(Washington, DC) – 2013 Sam Adams Award recipient Edward Snowden has now formally received the symbolic candlestick prize given annually by a group of retired CIA officers for members of the intelligence community who exhibit integrity in intelligence. The award was conferred in Moscow last night in a ceremony that brought together former Sam Adams recipients who are some of the most prominent whistleblowers in recent history, including former NSA Senior Analyst Thomas Drake, former Department of Justice Ethics Advisor Jesselyn Radack, and former FBI agent Coleen Rowley, along with activist and former CIA Analyst Ray McGovern.

Snowden was also recently a finalist for the 2013 Sakharov Prize for Freedom of Thought awarded by the European Parliament. The Sam Adams Award is significant as an endorsement by former intelligence workers of his actions as a whistleblower who revealed dragnet US surveillance in June 2013, and as an asylum-seeker who fled to Russia later that month.

The award also offered a rare glimpse of a stateless American deprived of his passport and forced into asylum abroad. Jesselyn Radack, now the National Security & Human Rights Director for the Government Accountability Project (GAP), called this a worldwide “trend” and noted:

“Mr. Snowden is not free to go where he wants. Laura Poitras is living in Germany and does not feel she can return to the US without being detained. I believe Glenn Greenwald harbors similar concerns because his partner was detained. These are all Americans who are being penalized for telling the truth and practicing journalism. Also, WikiLeaks journalist Sarah Harrison is stranded in Russia with Mr. Snowden because of the prospect of being detained on terrorism charges in the UK. It’s abhorrent.”

Of Snowden’s health and general demeanor, Ms. Radack noted: “Edward looks great. He’s centered, articulate, and closely following the issues, both in the United States and globally.”

Radack relayed Snowden’s positive descriptions of Russia and the US:

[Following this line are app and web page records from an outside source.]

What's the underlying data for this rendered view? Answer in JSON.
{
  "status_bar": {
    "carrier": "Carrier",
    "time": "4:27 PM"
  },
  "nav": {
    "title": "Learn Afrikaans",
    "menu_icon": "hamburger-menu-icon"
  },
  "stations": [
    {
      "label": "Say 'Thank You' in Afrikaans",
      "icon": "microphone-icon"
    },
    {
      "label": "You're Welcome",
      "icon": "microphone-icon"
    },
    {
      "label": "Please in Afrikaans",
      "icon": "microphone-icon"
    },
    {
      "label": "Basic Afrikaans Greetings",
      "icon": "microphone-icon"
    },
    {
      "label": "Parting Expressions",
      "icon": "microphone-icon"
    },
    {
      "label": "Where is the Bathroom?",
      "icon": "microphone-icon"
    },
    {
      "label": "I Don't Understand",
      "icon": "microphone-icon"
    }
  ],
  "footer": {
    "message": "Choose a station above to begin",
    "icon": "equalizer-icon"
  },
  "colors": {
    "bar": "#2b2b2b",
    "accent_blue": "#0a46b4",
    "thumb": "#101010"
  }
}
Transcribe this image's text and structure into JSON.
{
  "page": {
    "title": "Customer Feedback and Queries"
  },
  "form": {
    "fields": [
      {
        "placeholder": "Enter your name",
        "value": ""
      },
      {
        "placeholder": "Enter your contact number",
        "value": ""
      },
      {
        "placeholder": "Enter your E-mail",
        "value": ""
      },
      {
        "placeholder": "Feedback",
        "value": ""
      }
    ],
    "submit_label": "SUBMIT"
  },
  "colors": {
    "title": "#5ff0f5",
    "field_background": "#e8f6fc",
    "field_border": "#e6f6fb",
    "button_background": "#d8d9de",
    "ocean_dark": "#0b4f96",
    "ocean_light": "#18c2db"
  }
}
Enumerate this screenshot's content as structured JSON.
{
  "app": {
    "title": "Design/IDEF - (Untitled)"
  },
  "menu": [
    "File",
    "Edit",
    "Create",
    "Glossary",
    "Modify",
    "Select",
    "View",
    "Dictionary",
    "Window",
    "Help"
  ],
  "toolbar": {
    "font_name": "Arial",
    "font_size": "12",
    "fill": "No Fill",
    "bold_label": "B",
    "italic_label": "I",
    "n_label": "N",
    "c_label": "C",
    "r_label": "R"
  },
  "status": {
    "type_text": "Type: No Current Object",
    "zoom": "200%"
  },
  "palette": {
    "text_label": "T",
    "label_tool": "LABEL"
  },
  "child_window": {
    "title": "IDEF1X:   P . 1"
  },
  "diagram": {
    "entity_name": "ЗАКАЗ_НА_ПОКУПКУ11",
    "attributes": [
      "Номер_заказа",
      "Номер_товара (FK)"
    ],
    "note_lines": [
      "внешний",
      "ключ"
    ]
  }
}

“He is grateful he was granted asylum by Russia after being rendered stateless by the US government. He loves America and wants to see it returned to its democratic ideals, which are completely antithetical to a closed and secret society that make for turn-key tyranny. In the meantime, he is integrating and adapting to his new life in Russia.”

“It’s clear that people of conscience within the intelligence community — people who are clearly in-the-know — condone Mr. Snowden’s actions,” stated Beatrice Edwards, GAP Executive Director. “This one fact speaks volumes and we expect to know more in the coming days.”

GAP champions government and corporate accountability and transparency by advancing occupational free speech, defending whistleblowers, and empowering citizen activists. Since its founding in 1977, GAP has fought to make large bureaucratic institutions accountable through the effective exercise of conscience.

Editor’s Note (clarification): The Sam Adams Award is neither administered nor awarded by GAP.

Contact: Douglas Kim, GAP External Relations Officer
Phone: (917) 907-4394
Email: [email protected] Accountability Project

The Government Accountability Project is the nation’s leading whistleblower protection organization. Through litigating whistleblower cases, publicizing concerns and developing legal reforms, GAP’s mission is to protect the public interest by promoting government and corporate accountability. Founded in 1977, GAP is a non-profit, non-partisan advocacy organization based in Washington, D.C.